There seems to be a lot of miscommunication, largely because there is no communication. One student might see HSAS as generally pro-Israel and another might see it as generally pro-Palestine. There are a lot of assumptions made, some of which might be fair. Nevertheless, these assumptions create, as Peter Kotchev [‘22] put it, “this demonization of both Jewish and Arab people which paints this whole conversation with a thick layer of prejudice.”
The silence surrounding the Arab-Israeli conflict is felt in every crevice of the student body. Those who are simply observers also feel that this topic is untouchable. “I’ve felt uncomfortable too especially because I’m not Jewish or Israeli or Arab, and this issue in particular often feels so personal,” said Alexa Cerda [‘21].
When the students at our school seem to be tip-toeing around a subject, they often turn to the faculty, where some of their questions might be answered. However, the teachers rarely address the Arab-Israeli conflict in any depth, and some students feel that the teachers actually bear responsibility for the fact that the issue is rarely talked about. “I think teachers brush against the topic because they know that it’s loaded and that feeds into people not being educated on it,” said Sayma.
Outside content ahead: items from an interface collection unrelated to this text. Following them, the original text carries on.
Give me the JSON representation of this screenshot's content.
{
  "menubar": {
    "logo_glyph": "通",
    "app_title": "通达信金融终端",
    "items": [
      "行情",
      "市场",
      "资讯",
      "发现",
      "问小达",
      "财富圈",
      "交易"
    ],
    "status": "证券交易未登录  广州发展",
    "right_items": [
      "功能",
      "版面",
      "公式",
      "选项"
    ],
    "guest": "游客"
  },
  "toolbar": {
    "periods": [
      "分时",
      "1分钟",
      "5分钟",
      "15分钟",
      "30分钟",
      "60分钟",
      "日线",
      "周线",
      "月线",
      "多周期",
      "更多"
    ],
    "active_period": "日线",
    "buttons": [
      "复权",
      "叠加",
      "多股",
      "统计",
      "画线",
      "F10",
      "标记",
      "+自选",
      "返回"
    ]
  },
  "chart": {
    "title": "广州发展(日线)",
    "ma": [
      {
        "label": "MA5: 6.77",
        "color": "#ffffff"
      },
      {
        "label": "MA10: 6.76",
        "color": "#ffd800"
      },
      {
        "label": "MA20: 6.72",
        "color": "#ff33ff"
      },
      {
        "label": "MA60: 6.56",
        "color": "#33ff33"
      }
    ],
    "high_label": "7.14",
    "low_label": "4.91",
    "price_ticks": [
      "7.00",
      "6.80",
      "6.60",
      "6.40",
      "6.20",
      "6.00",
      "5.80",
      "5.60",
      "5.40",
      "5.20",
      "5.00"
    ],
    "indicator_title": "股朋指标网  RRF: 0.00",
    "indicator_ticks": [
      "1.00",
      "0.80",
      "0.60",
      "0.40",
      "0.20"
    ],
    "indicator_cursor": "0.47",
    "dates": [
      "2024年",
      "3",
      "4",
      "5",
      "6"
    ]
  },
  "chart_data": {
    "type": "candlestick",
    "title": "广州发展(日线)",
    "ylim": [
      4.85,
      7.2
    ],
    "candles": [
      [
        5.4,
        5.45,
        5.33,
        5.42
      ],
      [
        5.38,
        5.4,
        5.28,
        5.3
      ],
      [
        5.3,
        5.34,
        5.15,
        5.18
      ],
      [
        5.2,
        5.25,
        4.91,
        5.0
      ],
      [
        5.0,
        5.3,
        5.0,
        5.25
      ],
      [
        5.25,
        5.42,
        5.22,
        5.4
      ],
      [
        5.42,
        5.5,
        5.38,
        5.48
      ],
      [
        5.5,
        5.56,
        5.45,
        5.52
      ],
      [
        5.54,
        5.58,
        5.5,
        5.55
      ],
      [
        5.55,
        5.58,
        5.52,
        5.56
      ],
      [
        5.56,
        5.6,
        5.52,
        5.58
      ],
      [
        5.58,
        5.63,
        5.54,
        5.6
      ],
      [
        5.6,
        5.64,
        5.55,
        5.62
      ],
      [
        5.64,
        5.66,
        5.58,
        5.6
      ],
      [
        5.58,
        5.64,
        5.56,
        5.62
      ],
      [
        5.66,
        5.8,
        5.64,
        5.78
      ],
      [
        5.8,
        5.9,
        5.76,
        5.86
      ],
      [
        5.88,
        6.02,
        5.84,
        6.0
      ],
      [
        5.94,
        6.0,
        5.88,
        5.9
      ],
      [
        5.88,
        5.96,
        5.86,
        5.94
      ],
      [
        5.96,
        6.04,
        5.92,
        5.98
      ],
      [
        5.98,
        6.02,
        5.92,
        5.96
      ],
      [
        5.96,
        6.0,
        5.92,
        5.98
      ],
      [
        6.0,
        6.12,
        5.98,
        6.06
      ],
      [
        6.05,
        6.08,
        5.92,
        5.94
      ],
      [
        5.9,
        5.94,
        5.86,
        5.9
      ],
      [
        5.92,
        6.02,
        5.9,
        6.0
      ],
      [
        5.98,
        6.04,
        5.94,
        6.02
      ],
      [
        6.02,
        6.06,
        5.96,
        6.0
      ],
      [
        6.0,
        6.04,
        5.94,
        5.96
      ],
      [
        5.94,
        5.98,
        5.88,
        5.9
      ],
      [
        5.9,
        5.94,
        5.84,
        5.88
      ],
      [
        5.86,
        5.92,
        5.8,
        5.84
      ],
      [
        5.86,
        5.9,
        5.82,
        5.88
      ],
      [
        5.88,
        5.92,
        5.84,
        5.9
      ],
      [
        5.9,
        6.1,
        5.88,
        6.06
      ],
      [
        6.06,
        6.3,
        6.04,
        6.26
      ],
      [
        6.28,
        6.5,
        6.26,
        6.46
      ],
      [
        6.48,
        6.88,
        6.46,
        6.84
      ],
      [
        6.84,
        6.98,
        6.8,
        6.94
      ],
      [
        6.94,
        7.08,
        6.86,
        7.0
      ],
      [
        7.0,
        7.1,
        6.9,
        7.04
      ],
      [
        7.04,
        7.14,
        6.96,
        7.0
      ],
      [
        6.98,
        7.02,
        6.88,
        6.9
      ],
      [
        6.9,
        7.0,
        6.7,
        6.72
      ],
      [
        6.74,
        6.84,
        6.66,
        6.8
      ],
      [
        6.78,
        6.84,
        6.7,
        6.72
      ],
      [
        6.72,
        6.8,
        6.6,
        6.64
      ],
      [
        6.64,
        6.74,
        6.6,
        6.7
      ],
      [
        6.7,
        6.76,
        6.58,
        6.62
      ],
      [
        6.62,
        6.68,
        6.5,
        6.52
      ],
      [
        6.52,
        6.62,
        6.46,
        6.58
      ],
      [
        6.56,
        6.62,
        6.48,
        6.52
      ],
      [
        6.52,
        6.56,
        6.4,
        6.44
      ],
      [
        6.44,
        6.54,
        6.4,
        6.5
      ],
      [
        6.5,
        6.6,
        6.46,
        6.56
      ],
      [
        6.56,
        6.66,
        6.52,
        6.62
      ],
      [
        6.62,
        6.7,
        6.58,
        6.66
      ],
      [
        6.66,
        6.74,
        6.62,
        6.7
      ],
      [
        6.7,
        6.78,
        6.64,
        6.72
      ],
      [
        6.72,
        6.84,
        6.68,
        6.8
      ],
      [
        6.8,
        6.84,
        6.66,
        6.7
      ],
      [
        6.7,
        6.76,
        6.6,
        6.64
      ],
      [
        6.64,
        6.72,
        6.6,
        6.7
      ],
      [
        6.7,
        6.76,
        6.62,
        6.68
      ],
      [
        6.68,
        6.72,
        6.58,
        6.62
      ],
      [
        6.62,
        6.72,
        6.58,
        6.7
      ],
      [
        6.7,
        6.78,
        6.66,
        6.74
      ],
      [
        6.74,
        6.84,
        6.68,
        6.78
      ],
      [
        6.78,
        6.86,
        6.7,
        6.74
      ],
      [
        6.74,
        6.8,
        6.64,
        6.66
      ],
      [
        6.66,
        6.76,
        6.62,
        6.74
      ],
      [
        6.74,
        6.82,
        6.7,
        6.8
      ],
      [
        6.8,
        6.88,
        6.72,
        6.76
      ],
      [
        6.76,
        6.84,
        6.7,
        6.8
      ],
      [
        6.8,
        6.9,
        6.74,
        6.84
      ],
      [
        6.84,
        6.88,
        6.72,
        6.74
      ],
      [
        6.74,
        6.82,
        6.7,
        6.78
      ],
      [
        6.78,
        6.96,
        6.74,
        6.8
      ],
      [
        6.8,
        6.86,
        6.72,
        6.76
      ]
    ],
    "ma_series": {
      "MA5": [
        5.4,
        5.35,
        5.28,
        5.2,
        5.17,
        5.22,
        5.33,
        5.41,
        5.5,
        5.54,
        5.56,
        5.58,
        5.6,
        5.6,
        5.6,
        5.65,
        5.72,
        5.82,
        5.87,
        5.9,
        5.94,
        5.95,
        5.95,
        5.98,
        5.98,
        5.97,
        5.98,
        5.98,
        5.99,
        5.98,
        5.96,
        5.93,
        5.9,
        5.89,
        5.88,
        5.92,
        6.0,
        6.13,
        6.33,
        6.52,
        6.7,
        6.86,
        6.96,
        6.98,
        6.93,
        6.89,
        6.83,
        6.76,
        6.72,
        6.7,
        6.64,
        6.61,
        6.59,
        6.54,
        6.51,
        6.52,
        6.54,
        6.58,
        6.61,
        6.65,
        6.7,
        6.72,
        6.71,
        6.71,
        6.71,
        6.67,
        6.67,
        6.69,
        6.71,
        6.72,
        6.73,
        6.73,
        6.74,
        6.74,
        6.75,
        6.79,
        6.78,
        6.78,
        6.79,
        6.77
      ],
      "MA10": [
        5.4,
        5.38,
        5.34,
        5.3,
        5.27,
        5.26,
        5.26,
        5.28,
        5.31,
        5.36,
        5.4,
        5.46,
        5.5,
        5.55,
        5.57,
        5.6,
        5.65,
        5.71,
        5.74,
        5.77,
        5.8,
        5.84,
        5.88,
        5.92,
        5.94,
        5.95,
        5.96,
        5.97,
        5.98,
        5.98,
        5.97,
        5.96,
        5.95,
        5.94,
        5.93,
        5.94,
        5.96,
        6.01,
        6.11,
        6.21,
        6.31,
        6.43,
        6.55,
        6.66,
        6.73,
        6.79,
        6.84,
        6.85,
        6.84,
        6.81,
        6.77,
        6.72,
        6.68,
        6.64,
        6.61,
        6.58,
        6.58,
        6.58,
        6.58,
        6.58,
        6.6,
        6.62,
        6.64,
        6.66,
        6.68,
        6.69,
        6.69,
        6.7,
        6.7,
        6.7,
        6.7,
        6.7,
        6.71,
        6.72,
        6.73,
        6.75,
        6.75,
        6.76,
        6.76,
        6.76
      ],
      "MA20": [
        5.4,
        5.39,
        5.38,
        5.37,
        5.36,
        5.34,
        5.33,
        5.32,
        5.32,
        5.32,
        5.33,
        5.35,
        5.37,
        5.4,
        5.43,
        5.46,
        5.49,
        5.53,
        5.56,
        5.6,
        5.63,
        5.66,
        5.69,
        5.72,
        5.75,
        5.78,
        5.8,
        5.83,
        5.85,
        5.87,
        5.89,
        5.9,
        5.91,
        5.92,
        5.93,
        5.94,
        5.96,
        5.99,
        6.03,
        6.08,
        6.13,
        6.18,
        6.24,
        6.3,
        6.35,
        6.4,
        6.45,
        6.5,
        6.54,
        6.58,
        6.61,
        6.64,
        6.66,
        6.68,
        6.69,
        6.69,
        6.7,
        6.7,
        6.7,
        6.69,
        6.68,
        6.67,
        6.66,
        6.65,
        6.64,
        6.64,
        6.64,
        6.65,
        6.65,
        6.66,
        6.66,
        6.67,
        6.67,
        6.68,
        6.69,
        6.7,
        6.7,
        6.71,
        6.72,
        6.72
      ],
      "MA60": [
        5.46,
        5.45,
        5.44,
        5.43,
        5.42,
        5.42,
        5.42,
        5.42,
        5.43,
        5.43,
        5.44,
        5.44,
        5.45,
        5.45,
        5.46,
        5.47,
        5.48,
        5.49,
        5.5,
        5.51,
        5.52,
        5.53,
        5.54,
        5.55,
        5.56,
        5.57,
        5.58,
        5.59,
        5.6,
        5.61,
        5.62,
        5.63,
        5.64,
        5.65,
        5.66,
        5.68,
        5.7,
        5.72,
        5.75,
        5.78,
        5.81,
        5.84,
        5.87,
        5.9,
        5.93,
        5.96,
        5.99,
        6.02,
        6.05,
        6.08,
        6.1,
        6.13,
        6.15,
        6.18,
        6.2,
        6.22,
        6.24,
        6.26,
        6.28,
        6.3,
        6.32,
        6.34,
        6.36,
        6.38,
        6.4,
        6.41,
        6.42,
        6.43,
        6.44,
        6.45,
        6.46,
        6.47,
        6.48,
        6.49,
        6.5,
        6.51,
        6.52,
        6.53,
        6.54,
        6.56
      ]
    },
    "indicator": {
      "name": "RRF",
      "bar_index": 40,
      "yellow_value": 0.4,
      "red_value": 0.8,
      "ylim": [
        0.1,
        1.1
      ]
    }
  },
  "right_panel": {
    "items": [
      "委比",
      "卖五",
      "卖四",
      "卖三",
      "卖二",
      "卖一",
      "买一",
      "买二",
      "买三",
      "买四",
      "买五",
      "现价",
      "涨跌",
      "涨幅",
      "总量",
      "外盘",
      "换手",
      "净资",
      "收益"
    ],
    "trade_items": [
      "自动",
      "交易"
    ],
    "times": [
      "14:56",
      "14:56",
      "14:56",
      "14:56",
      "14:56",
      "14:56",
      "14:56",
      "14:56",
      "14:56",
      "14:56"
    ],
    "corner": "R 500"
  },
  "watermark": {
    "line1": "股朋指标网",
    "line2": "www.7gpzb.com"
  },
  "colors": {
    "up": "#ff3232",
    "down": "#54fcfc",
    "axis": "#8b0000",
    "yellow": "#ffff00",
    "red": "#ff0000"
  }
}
Perhaps, in the murkiness of silence, there remains a trademark HSAS curiosity and desire for gritty, unembellished truth. Hope is not lost at HSAS when it comes to the Arab-Israeli conflict. Instead of jumping to conclusions, we need to take our own advice and simply do what we have always done: discuss, debate, and clash.